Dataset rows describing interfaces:

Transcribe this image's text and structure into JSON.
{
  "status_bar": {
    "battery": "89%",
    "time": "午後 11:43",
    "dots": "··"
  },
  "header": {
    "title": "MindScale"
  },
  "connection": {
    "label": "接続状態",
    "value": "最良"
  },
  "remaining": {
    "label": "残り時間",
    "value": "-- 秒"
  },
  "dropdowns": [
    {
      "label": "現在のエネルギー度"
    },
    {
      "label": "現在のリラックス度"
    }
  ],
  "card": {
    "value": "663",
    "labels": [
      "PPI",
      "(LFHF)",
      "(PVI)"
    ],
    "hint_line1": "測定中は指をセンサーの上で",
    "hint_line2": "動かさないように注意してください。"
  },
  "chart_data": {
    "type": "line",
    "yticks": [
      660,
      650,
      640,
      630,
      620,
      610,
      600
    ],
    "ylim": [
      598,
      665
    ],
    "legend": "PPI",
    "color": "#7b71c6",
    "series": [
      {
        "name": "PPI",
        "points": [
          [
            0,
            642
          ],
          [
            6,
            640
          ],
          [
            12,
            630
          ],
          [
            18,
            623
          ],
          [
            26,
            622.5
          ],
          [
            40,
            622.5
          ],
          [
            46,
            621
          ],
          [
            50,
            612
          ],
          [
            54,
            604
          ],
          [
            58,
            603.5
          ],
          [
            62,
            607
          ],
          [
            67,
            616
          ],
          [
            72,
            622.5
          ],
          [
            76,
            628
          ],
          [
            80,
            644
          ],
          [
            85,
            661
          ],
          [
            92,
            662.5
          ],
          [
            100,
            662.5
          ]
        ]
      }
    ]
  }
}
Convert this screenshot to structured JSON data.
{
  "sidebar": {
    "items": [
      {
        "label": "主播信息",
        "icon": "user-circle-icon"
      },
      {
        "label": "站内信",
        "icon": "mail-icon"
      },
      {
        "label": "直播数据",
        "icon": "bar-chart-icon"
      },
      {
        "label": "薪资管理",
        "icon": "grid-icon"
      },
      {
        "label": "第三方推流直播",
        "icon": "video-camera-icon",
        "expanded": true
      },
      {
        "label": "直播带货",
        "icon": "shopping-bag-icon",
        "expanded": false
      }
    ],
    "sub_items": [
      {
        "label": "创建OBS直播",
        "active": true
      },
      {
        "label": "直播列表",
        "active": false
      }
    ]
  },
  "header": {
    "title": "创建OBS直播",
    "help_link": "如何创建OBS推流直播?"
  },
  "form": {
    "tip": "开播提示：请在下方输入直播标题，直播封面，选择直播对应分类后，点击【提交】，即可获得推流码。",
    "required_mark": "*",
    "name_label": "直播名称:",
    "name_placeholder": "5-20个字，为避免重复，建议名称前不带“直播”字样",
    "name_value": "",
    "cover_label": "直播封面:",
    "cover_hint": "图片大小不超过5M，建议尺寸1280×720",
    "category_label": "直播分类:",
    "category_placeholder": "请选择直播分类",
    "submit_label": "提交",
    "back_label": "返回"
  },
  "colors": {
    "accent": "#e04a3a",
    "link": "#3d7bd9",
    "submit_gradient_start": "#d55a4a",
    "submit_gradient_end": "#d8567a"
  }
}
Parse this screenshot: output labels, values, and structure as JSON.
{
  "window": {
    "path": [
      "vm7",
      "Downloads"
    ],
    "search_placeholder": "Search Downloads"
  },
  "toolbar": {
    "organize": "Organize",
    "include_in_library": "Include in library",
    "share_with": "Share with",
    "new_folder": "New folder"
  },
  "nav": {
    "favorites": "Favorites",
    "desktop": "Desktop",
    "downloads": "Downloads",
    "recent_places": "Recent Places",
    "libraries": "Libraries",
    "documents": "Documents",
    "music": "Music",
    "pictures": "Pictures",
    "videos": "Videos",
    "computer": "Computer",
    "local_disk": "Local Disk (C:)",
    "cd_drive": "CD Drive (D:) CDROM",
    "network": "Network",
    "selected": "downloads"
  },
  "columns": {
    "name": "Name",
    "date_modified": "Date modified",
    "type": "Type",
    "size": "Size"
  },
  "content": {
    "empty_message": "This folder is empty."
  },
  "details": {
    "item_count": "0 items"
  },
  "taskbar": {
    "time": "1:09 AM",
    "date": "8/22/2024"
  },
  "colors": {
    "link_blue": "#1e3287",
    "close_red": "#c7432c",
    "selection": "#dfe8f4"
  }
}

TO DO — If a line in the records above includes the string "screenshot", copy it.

PROBLEM SOLUTION —
Convert this screenshot to structured JSON data.
Parse this screenshot: output labels, values, and structure as JSON.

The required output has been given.